Once again, my train of thought gets derailed by a steady stream of unconsciousness, bits and bytes of random and somewhat related data, taking me further and further away from myself. At times like this, I dream about going back in time; back to the days when rotary telephones and typewriters were state of the art technological wonders. Is there an app for that? 

My DeLorean is in the shop, so I pull the plug and hop onto a 1954 Smith Corona Silent-Super. The rhythm of my analog digits dancing on Bakelite keys accompanied by the sound of typebars smacking into a fresh ribbon invokes visions of Kerouac and Ginsberg, bebop and scat; clickety-clack, I’m back on track.
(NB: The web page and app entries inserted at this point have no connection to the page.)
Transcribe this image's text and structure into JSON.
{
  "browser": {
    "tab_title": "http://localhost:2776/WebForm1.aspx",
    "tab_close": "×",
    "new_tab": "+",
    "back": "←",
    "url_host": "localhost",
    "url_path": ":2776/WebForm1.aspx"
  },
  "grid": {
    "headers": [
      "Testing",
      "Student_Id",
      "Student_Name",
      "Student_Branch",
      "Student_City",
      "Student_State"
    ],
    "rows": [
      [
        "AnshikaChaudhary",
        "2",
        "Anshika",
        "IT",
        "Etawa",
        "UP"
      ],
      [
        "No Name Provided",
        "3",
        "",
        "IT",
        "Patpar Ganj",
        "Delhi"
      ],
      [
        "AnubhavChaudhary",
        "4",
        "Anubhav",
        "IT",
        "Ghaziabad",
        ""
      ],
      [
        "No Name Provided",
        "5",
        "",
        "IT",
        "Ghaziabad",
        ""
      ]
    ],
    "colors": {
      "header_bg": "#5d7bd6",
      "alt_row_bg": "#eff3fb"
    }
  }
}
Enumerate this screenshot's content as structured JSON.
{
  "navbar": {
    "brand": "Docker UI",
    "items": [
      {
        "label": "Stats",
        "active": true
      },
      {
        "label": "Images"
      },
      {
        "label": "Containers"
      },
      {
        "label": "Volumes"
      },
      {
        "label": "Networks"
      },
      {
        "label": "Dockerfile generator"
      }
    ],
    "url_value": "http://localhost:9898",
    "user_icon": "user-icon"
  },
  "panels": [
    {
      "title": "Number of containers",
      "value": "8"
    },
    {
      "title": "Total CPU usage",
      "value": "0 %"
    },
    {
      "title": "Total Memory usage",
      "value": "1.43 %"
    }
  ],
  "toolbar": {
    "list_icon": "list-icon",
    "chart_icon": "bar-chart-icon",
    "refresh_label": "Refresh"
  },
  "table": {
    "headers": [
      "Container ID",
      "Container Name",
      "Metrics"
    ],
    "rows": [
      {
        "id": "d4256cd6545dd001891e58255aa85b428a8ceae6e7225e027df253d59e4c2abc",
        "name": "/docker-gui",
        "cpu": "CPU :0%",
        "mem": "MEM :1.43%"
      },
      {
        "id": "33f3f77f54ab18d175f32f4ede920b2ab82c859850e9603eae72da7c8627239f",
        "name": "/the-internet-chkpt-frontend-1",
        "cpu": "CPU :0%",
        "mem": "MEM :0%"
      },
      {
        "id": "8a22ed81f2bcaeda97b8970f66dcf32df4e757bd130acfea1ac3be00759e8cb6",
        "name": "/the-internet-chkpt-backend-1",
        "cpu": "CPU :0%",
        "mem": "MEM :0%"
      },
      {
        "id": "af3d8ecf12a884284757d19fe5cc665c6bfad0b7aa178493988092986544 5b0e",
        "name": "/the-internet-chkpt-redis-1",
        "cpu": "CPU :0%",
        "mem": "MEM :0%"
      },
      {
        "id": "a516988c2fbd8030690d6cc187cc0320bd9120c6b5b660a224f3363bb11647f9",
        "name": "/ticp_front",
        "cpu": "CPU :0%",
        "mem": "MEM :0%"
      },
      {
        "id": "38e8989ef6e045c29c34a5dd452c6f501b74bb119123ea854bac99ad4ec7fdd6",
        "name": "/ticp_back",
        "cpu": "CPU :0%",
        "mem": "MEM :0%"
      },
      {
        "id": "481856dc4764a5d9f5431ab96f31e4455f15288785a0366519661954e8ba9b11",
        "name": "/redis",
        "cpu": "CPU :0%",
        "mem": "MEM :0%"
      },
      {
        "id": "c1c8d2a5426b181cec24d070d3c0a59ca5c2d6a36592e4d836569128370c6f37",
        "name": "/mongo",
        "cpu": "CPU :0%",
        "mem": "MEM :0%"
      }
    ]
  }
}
        ringing bells
        and rattling bones
        smith corona                                   
        Frogpond - vol. 43, #3 - Autumn 2020
October 1, 2020

Haiga is a Japanese art form that combines an image with a haiku poem. Traditionally haiga featured Japanese-style brush painting and calligraphy, but over the years, the term has grown to include other types of media, including photography and digital images.

With a background in photography and haiku, it was a natural progression for me to start creating photographic haiga. My first published haiga appears in the October 2020 issue of failed haiku: A Journal of English Senryu. The is an image of a fungus with an oxymoronic name, gilled polypore, growing on an oak log, a piece of wood that remains unburned after an unseasonably warm winter and a short maple sugaring season.

September 28, 2020
the cricket's song interrupted
by a lovers' quarrel
Semifinalist August 2020 Ito En Art of Haiku Contest

 September 7, 2020

A song I wrote and recorded Labor Day weekend 2012 for all the working people of America and around the world.

 September 2, 2020



Busy Bees

As I sit beneath a two-hundred-year-old oak, admiring a lily   that will bloom for just one day, birds and time go flying by, but some things never change. I wonder if these stately trees merely suffer the gossip of buzzing bees, or do they savor the trending topics and flavors of the day.

spreading gossip
they call it news 
Failed Haiku #57, September 2020


August 22, 2020   

fading light—
in the spider’s web
a firefly
July Semifinalist 2020 Ito En Art of Haiku Contest


July 25, 2020         

sandlot heroes the roar of cicadas  
June Semifinalist 2020 Ito En Art of Haiku Contest


June 27, 2020        

mother’s day—
a bouquet of flowers
in sixty-four colors
May Semifinalist 2020 Ito En Art of Haiku Contest


May 14, 2020        


April 8, 2020         


March 28, 2020    

Cabin fever in New York, 2020 COVID-19 Pandemic


March 2020 


February 2020

New Year’s Day
a blanket of snow
covers our tracks
January Semifinalist 2020 Ito En Art of Haiku Contest


February 19, 2020

the cat watches
a squirrel watching me
tap a tree


February 4, 2020

even the cat
sleeps late
a cloudy day 


January 27, 2020

bump ditty bump
ditty bump bump bump
banjo haiku


January 17, 2020

my new laptop a '58 rocket

Hermes Rocket


January 3, 2020

Congratulations!, Omedeto!  to all the winners of the 2019 Ito En Haiku Grand Prix.

fill the little girl’s poem
with wonder

New York Seikatsu Press January 1, 2020


January 1, 2020

Happy New Year!  

looking back
my twenty-twenty


December 13, 2019
Domo Arigato!

My wife and I attended the 2019 Ito En Art of Haiku Grand Prix awards ceremony at the Nippon Club in N.Y.C. where I received my third place award from Rona Tyson, Vice President of Ito En North America. Many thanks to the folks at Ito En, NewYork Seikatsu Press, and the Nippon Club for making the contest and wonderful awards ceremony possible.